Legislation in the United States, passed in 1930, that raised tariffs on thousands of imports. The idea behind the Act was to protect American jobs, especially those of farmers, from cheap imports. However, the Act is considered to have been a failure because it led to retaliatory measures in foreign countries, which reduced U.S. exports. Some economists consider the Act to have been a contributing cause to the depth of the Great Depression. See also: NAFTA, Trade war.
References in periodicals archive ?
The Smoot-Hawley Tariff Act was the last general tariff legislation passed by Congress.

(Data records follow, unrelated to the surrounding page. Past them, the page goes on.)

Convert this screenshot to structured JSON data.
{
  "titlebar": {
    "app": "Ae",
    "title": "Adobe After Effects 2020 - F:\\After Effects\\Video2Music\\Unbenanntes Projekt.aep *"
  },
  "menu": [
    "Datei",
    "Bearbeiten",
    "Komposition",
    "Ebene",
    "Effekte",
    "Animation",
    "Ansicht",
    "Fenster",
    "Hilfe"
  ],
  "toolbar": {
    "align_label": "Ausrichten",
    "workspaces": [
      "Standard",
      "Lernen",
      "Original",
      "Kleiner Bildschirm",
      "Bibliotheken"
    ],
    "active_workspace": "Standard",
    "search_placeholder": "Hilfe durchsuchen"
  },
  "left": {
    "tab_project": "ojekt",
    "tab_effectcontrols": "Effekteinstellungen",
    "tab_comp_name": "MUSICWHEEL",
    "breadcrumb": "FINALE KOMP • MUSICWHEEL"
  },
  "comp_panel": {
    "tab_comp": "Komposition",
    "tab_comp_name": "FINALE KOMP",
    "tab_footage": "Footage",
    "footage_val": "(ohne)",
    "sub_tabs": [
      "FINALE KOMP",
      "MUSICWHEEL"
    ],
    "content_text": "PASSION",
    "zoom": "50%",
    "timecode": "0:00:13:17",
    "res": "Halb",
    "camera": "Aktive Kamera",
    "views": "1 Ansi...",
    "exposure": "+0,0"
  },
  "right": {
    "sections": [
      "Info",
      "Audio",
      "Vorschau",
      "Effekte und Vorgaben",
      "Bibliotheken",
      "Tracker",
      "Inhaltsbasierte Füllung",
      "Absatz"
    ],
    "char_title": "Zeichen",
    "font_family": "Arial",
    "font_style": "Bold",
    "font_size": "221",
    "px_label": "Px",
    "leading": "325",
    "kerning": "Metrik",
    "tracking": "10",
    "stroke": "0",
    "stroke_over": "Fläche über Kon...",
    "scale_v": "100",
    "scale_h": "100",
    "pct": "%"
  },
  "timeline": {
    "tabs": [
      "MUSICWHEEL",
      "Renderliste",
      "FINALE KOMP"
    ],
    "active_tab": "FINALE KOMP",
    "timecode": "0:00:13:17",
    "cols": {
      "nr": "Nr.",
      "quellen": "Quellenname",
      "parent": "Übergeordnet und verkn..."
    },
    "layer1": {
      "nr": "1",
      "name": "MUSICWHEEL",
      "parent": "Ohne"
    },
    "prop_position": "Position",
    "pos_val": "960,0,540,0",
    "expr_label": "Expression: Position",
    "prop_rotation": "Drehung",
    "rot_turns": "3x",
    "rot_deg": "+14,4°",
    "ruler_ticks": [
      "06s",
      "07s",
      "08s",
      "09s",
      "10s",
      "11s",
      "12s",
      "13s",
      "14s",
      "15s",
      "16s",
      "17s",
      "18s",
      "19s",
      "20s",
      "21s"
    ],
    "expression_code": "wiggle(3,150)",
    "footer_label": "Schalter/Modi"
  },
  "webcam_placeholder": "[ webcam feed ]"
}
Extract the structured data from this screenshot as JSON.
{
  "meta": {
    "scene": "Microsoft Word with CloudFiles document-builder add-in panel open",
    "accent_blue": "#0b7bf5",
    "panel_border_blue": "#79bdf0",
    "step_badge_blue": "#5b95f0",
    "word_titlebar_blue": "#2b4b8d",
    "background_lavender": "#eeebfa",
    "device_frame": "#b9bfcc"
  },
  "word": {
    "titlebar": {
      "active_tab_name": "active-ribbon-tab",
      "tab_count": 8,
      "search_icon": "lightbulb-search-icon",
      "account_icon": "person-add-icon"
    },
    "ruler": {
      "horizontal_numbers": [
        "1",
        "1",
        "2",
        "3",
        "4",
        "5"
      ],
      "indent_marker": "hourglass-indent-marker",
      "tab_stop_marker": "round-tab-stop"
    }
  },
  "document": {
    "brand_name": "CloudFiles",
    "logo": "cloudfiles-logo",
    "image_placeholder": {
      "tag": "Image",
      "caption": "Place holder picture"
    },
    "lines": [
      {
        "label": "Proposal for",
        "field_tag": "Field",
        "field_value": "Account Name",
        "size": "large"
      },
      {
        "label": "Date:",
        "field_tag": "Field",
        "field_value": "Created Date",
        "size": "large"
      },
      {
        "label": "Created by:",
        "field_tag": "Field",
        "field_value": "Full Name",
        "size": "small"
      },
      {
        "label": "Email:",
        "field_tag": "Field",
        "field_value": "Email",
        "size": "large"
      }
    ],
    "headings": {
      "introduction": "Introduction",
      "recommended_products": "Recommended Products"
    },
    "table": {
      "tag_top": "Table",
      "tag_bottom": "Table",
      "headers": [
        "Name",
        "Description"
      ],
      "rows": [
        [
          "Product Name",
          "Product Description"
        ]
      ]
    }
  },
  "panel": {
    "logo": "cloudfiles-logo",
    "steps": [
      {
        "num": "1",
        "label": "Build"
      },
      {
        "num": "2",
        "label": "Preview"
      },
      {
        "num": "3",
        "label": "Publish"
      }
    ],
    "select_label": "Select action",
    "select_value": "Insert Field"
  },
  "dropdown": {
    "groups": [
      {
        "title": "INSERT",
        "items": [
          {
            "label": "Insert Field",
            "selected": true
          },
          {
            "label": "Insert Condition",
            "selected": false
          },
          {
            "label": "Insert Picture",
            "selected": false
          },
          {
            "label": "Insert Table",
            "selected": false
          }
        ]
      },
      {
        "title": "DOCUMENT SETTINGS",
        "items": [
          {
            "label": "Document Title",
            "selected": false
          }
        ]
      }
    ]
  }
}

That is certainly what happened after Congress approved the protectionist Smoot-Hawley Tariff Act in 1930 in a misguided effort to create American jobs.
This observation is hardly new; the debate over free trade came to a head just before the passage of the Smoot-Hawley Tariff Act of 1930, (9) which put a serious kibosh on international exchange.
That the 1920s was a decade of real innovation and wealth production is indisputable, as is the fact that myriad controls, starting with the Smoot-Hawley Tariff Act, exacerbated and sustained the crash.
This policy prescription is not only forbidden by the World Trade Organization (WTO), to which the United States subscribes, but such protectionism could potentially set off a global trade war, similar to the infamous Smoot-Hawley Tariff Act of 1929, which exacerbated and prolonged the Great Depression.
In 1930, the US government passed the Smoot-Hawley Tariff Act, which raised tariffs on 20,000 imported goods--despite a petition opposing the legislation signed by 1,028 economists.
As businesses started to fail, Congress passed the Smoot-Hawley Tariff Act in 1930 to protect American companies.
As matters stand, these hapless farmers from Africa and Latin America, to name a few, are already facing unfair competition from US producers who take shelter under the infamous Smoot-Hawley Tariff Act of 1930 whose protectionist legislation has become a convenient tool for their advocates around the world.
Shades of the Smoot-Hawley Tariff Act - a classic piece of US protectionism that arguably turned the 1930s depression into a world war - have, commentators say, been hanging over the annual Davos bun fight in recent days.
That could lead to protectionism in a number of guises, even if the United States steers clears of anything like the 1930 Smoot-Hawley Tariff Act that prompted a series of retaliatory tariff hikes around the world.